Below is a listing to copy exactly; no image goes into the copy.

[[ Exercise input open ]]

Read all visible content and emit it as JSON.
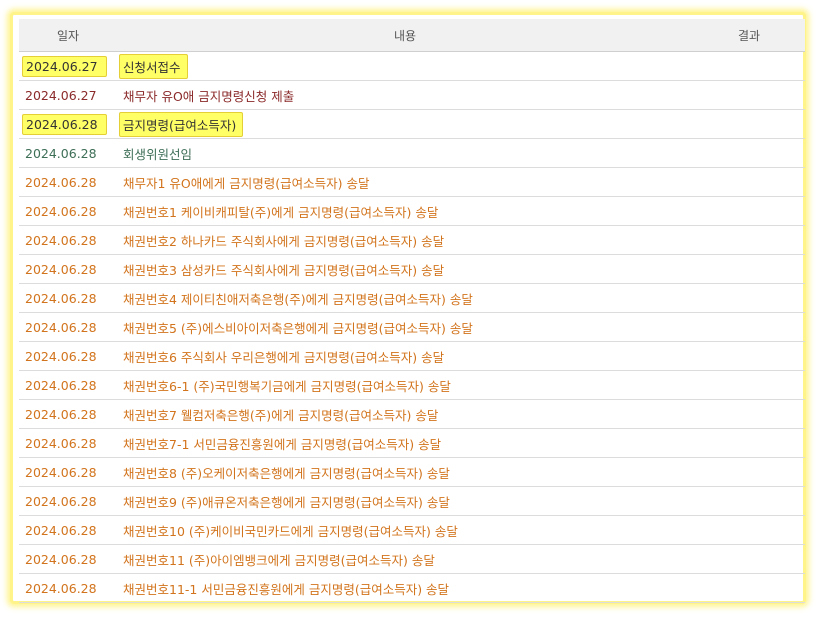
{
  "table": {
    "headers": {
      "date": "일자",
      "content": "내용",
      "result": "결과"
    },
    "rows": [
      {
        "date": "2024.06.27",
        "content": "신청서접수",
        "result": ""
      },
      {
        "date": "2024.06.27",
        "content": "채무자 유O애 금지명령신청 제출",
        "result": ""
      },
      {
        "date": "2024.06.28",
        "content": "금지명령(급여소득자)",
        "result": ""
      },
      {
        "date": "2024.06.28",
        "content": "회생위원선임",
        "result": ""
      },
      {
        "date": "2024.06.28",
        "content": "채무자1 유O애에게 금지명령(급여소득자) 송달",
        "result": ""
      },
      {
        "date": "2024.06.28",
        "content": "채권번호1 케이비캐피탈(주)에게 금지명령(급여소득자) 송달",
        "result": ""
      },
      {
        "date": "2024.06.28",
        "content": "채권번호2 하나카드 주식회사에게 금지명령(급여소득자) 송달",
        "result": ""
      },
      {
        "date": "2024.06.28",
        "content": "채권번호3 삼성카드 주식회사에게 금지명령(급여소득자) 송달",
        "result": ""
      },
      {
        "date": "2024.06.28",
        "content": "채권번호4 제이티친애저축은행(주)에게 금지명령(급여소득자) 송달",
        "result": ""
      },
      {
        "date": "2024.06.28",
        "content": "채권번호5 (주)에스비아이저축은행에게 금지명령(급여소득자) 송달",
        "result": ""
      },
      {
        "date": "2024.06.28",
        "content": "채권번호6 주식회사 우리은행에게 금지명령(급여소득자) 송달",
        "result": ""
      },
      {
        "date": "2024.06.28",
        "content": "채권번호6-1 (주)국민행복기금에게 금지명령(급여소득자) 송달",
        "result": ""
      },
      {
        "date": "2024.06.28",
        "content": "채권번호7 웰컴저축은행(주)에게 금지명령(급여소득자) 송달",
        "result": ""
      },
      {
        "date": "2024.06.28",
        "content": "채권번호7-1 서민금융진흥원에게 금지명령(급여소득자) 송달",
        "result": ""
      },
      {
        "date": "2024.06.28",
        "content": "채권번호8 (주)오케이저축은행에게 금지명령(급여소득자) 송달",
        "result": ""
      },
      {
        "date": "2024.06.28",
        "content": "채권번호9 (주)애큐온저축은행에게 금지명령(급여소득자) 송달",
        "result": ""
      },
      {
        "date": "2024.06.28",
        "content": "채권번호10 (주)케이비국민카드에게 금지명령(급여소득자) 송달",
        "result": ""
      },
      {
        "date": "2024.06.28",
        "content": "채권번호11 (주)아이엠뱅크에게 금지명령(급여소득자) 송달",
        "result": ""
      },
      {
        "date": "2024.06.28",
        "content": "채권번호11-1 서민금융진흥원에게 금지명령(급여소득자) 송달",
        "result": ""
      }
    ]
  },
  "colors": {
    "highlight": "#ffff66",
    "black": "#333333",
    "maroon": "#8b2a2a",
    "green": "#3d6e56",
    "orange": "#d2741d"
  }
}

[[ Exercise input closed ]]

• [Exercise output]:
Read all visible content and emit it as JSON.
{
  "table": {
    "headers": {
      "date": "일자",
      "content": "내용",
      "result": "결과"
    },
    "rows": [
      {
        "date": "2024.06.27",
        "content": "신청서접수",
        "result": ""
      },
      {
        "date": "2024.06.27",
        "content": "채무자 유O애 금지명령신청 제출",
        "result": ""
      },
      {
        "date": "2024.06.28",
        "content": "금지명령(급여소득자)",
        "result": ""
      },
      {
        "date": "2024.06.28",
        "content": "회생위원선임",
        "result": ""
      },
      {
        "date": "2024.06.28",
        "content": "채무자1 유O애에게 금지명령(급여소득자) 송달",
        "result": ""
      },
      {
        "date": "2024.06.28",
        "content": "채권번호1 케이비캐피탈(주)에게 금지명령(급여소득자) 송달",
        "result": ""
      },
      {
        "date": "2024.06.28",
        "content": "채권번호2 하나카드 주식회사에게 금지명령(급여소득자) 송달",
        "result": ""
      },
      {
        "date": "2024.06.28",
        "content": "채권번호3 삼성카드 주식회사에게 금지명령(급여소득자) 송달",
        "result": ""
      },
      {
        "date": "2024.06.28",
        "content": "채권번호4 제이티친애저축은행(주)에게 금지명령(급여소득자) 송달",
        "result": ""
      },
      {
        "date": "2024.06.28",
        "content": "채권번호5 (주)에스비아이저축은행에게 금지명령(급여소득자) 송달",
        "result": ""
      },
      {
        "date": "2024.06.28",
        "content": "채권번호6 주식회사 우리은행에게 금지명령(급여소득자) 송달",
        "result": ""
      },
      {
        "date": "2024.06.28",
        "content": "채권번호6-1 (주)국민행복기금에게 금지명령(급여소득자) 송달",
        "result": ""
      },
      {
        "date": "2024.06.28",
        "content": "채권번호7 웰컴저축은행(주)에게 금지명령(급여소득자) 송달",
        "result": ""
      },
      {
        "date": "2024.06.28",
        "content": "채권번호7-1 서민금융진흥원에게 금지명령(급여소득자) 송달",
        "result": ""
      },
      {
        "date": "2024.06.28",
        "content": "채권번호8 (주)오케이저축은행에게 금지명령(급여소득자) 송달",
        "result": ""
      },
      {
        "date": "2024.06.28",
        "content": "채권번호9 (주)애큐온저축은행에게 금지명령(급여소득자) 송달",
        "result": ""
      },
      {
        "date": "2024.06.28",
        "content": "채권번호10 (주)케이비국민카드에게 금지명령(급여소득자) 송달",
        "result": ""
      },
      {
        "date": "2024.06.28",
        "content": "채권번호11 (주)아이엠뱅크에게 금지명령(급여소득자) 송달",
        "result": ""
      },
      {
        "date": "2024.06.28",
        "content": "채권번호11-1 서민금융진흥원에게 금지명령(급여소득자) 송달",
        "result": ""
      }
    ]
  },
  "colors": {
    "highlight": "#ffff66",
    "black": "#333333",
    "maroon": "#8b2a2a",
    "green": "#3d6e56",
    "orange": "#d2741d"
  }
}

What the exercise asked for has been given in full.